Behind the Brush: young artist featured in Micro Gallery


Caption: Martin’s oil painting “Nirvana Illusion” is on display at the Brambleton Libraries Micro Gallery Exhibit.

Sydney Martin is involved in the art program at Loudoun County High School. To those who know her this is no surprise, as the junior has been creating since sixth grade.

“At first I was obsessed with drawing eyes, and from there, faces,” Martin said.

Martin has been creating since she was 12 and has been making major improvements ever since.

“I first realized Sydney had a ton of potential way back in Art 1, when she drew an amazing pencil portrait of her favorite author,” Stephanie Woshner, Art Teacher and Artist said.

With five years under Marin’s belt she is still having a hard time knowing what theme and style fits her and represents her art best.

According to Woshner, art classes in ninth and tenth grade lean toward representational and realistic, where students are learning technique and developing a style. This year Martin has transitioned into a more surreal, abstract style which I LOVE,” Woshner said. “It is very unique and much her own.”

Woshner, Martin’s art teacher of three years, has seen Martin develop and learn multiple styles and themes. Woshner believes that Martin has a great amount of potential and has been a key factor in developing Marin’s love for art and for her own style.

“I strongly look up to El Greco and David Foster Wallace,” Martin said. “El greco’s dreamy realism has a quality of seamlessness which I hope to obtain one day.
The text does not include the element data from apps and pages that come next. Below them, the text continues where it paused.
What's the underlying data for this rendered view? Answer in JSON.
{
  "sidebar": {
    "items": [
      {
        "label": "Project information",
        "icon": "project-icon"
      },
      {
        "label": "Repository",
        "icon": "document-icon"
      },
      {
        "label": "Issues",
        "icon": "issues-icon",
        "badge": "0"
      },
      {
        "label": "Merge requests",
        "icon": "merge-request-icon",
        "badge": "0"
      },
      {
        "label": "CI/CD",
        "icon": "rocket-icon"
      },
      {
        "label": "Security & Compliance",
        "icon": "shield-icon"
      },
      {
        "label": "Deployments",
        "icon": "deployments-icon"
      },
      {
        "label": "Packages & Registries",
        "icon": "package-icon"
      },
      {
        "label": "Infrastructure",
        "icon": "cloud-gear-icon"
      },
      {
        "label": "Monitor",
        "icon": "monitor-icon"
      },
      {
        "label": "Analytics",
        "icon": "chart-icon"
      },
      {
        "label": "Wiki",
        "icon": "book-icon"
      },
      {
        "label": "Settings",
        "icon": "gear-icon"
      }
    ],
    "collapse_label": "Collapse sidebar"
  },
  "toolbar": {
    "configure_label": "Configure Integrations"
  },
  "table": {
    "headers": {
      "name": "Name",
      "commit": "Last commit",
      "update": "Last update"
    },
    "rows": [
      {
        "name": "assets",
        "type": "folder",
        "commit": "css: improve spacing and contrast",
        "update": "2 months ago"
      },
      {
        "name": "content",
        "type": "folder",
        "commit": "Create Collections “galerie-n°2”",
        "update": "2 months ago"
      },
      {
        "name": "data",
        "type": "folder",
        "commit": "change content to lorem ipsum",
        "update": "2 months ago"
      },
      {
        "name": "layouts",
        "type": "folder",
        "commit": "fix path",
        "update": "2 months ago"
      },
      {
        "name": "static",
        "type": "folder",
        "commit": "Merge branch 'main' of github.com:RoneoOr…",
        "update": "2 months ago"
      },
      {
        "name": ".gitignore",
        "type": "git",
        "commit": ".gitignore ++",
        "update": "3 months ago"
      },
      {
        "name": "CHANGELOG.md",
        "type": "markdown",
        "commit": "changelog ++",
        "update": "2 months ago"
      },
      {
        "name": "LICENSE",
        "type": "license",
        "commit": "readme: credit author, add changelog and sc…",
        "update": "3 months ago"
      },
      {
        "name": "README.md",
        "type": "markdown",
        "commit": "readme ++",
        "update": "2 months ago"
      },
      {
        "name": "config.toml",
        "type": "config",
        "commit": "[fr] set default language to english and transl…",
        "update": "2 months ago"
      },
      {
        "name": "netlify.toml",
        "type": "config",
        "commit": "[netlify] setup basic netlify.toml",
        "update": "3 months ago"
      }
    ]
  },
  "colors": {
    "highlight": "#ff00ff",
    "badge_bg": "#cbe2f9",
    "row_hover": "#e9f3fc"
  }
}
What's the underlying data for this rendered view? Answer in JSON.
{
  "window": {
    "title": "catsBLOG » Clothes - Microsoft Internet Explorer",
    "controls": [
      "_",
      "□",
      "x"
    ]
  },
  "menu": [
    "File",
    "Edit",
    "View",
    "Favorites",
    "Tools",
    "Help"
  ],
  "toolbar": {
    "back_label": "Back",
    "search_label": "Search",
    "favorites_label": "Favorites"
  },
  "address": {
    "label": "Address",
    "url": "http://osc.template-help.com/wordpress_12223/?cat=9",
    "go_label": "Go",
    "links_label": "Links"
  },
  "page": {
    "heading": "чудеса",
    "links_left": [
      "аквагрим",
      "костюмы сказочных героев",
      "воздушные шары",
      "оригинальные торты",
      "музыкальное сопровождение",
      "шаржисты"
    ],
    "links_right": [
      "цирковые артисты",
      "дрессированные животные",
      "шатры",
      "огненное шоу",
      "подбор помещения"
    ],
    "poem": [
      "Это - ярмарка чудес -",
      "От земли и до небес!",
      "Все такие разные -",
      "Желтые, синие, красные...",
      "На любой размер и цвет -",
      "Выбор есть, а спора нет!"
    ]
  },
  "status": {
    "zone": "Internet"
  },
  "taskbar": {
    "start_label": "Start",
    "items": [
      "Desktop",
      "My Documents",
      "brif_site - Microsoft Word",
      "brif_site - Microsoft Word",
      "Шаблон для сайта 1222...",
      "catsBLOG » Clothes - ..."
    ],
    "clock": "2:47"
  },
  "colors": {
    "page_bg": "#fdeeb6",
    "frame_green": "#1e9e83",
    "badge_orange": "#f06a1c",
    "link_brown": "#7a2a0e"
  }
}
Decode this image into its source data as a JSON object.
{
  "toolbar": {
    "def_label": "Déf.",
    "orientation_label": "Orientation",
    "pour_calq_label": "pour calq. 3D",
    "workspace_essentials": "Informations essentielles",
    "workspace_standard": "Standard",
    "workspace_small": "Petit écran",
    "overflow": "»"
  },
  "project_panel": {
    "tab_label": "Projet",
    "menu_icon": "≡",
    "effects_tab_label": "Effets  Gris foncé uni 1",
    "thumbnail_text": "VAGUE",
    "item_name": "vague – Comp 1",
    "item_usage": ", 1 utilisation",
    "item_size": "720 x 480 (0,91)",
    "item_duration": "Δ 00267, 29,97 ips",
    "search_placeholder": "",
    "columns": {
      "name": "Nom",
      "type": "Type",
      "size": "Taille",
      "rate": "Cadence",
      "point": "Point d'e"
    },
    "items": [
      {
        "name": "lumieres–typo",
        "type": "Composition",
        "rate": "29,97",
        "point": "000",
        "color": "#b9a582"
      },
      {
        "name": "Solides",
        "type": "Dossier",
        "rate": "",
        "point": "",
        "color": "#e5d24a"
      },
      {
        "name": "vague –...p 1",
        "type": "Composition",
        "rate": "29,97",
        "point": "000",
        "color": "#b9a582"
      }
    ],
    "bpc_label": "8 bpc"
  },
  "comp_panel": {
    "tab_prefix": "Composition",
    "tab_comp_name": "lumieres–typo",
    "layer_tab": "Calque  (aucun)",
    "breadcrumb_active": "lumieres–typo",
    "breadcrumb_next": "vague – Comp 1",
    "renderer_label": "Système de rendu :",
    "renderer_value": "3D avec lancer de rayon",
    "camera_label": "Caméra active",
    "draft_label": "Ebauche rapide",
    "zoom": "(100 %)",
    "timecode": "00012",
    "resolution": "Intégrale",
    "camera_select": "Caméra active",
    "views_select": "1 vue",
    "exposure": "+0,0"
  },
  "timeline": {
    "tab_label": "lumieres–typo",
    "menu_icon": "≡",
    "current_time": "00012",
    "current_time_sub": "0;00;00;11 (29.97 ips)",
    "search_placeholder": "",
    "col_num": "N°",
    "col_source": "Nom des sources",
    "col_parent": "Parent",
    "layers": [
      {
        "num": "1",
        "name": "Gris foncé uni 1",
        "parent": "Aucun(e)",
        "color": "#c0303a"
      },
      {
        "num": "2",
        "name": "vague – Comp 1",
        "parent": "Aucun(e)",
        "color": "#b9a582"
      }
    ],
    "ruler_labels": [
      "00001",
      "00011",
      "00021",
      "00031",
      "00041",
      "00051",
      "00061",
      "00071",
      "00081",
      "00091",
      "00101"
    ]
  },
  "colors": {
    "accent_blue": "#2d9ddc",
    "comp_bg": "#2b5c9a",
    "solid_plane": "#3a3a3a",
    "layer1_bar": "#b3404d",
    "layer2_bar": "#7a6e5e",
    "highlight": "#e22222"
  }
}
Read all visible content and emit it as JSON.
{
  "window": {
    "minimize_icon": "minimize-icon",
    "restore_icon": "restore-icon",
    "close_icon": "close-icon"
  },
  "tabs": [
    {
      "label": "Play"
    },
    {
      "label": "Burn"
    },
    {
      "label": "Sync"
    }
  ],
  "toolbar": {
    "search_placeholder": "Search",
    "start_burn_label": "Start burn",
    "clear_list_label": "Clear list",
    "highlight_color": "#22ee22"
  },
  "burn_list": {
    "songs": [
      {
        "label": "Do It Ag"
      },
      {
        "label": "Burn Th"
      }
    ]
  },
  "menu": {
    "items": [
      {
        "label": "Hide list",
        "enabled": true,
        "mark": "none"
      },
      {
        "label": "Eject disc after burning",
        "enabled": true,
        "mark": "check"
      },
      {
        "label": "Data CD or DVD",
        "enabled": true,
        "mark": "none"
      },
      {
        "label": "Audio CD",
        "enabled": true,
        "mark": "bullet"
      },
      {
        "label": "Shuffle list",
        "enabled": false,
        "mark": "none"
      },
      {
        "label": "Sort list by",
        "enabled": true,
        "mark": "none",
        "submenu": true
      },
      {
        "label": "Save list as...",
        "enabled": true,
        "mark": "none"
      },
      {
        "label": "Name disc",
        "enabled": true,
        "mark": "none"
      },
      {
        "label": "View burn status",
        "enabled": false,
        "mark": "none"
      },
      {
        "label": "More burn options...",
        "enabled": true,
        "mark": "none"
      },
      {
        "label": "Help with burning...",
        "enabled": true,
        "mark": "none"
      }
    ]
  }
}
David Foster Wallace wrote with the detail I try to include in my paintings, and made familiar topics into deep and chaotic theories that cause the audience to think beyond the surface they are presented with.”

Martin’s passion for art and creativity has led her to think about her plans for the future.

“I have no certain colleges in mind for art, all I know is that a place that happens to be warm year round would help me stay motivated to create my best work.”

Martin hopes to make it big one day as an artist and hopes to be recognized and she wants to be able to sell her work to the world.

“In ten years I see myself making commissioned oil paintings with an atomic level of detail and mastery that I will have absorbed from my years at college majoring in fine arts/ painting!”

Woshner is ecstatic on watching how Martin does these next few years and is excited to make major progress and strives in college to be the best artist she can be.

“She is no longer timid or shy in her work,” Woshner said. “She is making her art for herself and no one else – that is a huge jump for an artist.”

“My goals with art is to develop a voice through my work, one that is perceived through interpretation but heard loudly by whomever the audience may be,” Martin said.